▶ **What you have to do**: Reproduce exactly the lines from the one containing "Output a JSON" through the last line of the records below, both included, and nothing else.
BEGIN Material for this task
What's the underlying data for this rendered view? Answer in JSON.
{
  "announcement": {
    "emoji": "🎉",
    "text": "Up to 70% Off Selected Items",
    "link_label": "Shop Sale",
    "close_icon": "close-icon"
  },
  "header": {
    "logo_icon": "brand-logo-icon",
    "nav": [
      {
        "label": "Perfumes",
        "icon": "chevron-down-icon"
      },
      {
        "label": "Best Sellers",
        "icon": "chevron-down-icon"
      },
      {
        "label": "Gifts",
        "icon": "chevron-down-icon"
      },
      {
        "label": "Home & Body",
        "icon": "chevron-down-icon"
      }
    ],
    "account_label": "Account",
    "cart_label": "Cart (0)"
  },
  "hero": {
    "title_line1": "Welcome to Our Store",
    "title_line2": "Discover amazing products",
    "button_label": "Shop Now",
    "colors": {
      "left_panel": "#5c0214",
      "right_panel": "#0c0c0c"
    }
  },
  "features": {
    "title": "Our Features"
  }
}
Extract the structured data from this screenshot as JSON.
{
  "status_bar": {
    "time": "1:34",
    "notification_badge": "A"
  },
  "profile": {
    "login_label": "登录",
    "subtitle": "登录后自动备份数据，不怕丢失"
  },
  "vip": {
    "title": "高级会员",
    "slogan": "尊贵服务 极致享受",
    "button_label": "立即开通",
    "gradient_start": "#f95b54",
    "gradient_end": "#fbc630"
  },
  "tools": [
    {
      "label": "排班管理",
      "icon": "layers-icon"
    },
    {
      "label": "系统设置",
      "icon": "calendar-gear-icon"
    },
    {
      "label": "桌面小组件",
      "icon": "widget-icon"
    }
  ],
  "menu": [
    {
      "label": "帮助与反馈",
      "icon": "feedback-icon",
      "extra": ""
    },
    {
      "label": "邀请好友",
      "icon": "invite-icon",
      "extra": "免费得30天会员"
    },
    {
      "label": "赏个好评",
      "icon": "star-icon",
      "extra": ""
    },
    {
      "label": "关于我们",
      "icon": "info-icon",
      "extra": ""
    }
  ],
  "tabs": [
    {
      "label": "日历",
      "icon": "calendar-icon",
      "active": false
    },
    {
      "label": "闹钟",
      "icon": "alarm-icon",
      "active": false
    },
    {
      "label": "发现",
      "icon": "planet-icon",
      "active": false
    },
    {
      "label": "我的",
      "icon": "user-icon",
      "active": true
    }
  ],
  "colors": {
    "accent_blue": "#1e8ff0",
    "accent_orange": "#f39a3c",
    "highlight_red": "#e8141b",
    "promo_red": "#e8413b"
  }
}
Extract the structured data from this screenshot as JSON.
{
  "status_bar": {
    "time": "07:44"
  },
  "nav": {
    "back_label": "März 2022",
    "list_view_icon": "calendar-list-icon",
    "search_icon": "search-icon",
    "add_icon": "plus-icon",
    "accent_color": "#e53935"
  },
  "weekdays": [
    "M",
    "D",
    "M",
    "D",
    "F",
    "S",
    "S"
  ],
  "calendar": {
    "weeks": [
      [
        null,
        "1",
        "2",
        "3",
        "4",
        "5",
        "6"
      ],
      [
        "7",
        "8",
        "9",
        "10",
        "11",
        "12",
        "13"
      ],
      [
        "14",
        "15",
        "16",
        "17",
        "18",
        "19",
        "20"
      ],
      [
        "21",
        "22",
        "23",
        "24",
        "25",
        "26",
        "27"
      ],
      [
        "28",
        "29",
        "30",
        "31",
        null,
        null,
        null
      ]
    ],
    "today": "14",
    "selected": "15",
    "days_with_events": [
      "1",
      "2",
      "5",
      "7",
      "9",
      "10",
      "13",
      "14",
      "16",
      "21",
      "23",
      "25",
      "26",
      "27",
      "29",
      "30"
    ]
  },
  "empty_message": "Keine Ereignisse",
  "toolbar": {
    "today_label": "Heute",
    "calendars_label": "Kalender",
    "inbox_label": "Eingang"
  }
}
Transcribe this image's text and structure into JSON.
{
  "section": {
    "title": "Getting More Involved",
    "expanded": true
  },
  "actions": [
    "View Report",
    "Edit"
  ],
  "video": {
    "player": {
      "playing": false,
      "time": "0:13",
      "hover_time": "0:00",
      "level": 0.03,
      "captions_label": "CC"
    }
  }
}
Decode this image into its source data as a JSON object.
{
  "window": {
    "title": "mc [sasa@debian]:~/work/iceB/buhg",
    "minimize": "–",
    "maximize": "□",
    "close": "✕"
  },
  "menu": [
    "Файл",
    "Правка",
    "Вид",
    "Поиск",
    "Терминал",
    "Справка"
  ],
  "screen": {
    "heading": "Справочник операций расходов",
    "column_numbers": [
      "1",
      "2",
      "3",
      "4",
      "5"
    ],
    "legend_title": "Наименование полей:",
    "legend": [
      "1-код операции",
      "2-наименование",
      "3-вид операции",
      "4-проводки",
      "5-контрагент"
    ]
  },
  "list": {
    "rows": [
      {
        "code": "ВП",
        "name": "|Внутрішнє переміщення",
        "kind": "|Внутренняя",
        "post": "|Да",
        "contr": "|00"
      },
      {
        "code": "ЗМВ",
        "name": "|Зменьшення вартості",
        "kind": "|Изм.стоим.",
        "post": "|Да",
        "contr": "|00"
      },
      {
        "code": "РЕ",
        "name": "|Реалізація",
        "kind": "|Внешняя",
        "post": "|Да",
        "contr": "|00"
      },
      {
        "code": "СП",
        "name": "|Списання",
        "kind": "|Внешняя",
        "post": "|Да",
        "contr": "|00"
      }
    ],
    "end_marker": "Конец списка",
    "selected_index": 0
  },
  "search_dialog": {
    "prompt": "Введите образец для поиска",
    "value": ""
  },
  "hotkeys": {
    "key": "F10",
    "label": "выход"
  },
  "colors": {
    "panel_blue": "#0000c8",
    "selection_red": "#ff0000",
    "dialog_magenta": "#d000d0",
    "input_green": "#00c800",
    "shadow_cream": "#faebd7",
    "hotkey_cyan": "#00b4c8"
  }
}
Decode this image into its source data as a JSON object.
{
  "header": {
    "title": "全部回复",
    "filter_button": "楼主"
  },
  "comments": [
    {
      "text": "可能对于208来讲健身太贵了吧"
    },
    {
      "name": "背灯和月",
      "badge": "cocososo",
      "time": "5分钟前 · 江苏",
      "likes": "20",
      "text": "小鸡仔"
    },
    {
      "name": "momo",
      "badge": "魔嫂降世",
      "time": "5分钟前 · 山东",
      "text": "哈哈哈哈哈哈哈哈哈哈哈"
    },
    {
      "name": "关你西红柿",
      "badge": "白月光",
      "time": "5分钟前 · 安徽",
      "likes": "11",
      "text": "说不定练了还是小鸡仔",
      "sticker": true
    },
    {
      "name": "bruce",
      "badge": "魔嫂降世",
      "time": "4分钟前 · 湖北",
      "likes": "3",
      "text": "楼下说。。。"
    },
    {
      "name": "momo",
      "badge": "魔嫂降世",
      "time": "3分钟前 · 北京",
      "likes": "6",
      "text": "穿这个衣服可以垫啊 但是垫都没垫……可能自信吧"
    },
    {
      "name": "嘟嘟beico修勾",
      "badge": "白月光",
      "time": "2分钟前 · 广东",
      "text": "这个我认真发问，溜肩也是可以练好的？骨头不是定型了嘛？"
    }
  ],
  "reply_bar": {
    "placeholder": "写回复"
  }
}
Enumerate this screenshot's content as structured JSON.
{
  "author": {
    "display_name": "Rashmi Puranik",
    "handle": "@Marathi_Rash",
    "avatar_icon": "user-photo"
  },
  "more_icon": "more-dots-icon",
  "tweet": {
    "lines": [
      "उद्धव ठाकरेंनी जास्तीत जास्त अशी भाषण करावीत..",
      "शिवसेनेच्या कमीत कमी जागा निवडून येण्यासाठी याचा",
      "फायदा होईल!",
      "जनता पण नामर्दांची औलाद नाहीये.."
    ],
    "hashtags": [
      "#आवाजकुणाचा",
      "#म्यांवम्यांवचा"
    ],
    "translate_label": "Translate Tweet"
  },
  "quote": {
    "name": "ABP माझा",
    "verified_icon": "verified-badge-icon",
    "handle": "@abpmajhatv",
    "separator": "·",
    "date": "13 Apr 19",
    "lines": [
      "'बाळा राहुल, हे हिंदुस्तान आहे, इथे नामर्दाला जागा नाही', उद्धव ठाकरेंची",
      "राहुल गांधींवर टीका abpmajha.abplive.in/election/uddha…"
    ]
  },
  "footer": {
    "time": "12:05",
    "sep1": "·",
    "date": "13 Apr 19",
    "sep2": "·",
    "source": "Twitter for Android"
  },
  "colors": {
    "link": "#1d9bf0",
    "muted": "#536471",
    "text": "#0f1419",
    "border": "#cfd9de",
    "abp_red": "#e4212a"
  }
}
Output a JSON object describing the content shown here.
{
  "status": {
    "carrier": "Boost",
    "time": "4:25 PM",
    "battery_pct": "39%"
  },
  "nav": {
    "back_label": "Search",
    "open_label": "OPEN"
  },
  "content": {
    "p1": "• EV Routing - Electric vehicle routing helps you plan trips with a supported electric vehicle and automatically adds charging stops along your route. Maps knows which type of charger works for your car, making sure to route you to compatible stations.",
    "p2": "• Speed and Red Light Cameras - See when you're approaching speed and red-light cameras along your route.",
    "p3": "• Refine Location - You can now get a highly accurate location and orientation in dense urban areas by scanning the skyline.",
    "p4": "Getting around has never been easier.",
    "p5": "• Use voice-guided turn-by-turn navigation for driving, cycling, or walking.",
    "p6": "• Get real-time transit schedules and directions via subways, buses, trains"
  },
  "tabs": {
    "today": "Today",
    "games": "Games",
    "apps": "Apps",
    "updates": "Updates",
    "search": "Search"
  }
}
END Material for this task
▶ **Solved exercise**:
Output a JSON object describing the content shown here.
{
  "status": {
    "carrier": "Boost",
    "time": "4:25 PM",
    "battery_pct": "39%"
  },
  "nav": {
    "back_label": "Search",
    "open_label": "OPEN"
  },
  "content": {
    "p1": "• EV Routing - Electric vehicle routing helps you plan trips with a supported electric vehicle and automatically adds charging stops along your route. Maps knows which type of charger works for your car, making sure to route you to compatible stations.",
    "p2": "• Speed and Red Light Cameras - See when you're approaching speed and red-light cameras along your route.",
    "p3": "• Refine Location - You can now get a highly accurate location and orientation in dense urban areas by scanning the skyline.",
    "p4": "Getting around has never been easier.",
    "p5": "• Use voice-guided turn-by-turn navigation for driving, cycling, or walking.",
    "p6": "• Get real-time transit schedules and directions via subways, buses, trains"
  },
  "tabs": {
    "today": "Today",
    "games": "Games",
    "apps": "Apps",
    "updates": "Updates",
    "search": "Search"
  }
}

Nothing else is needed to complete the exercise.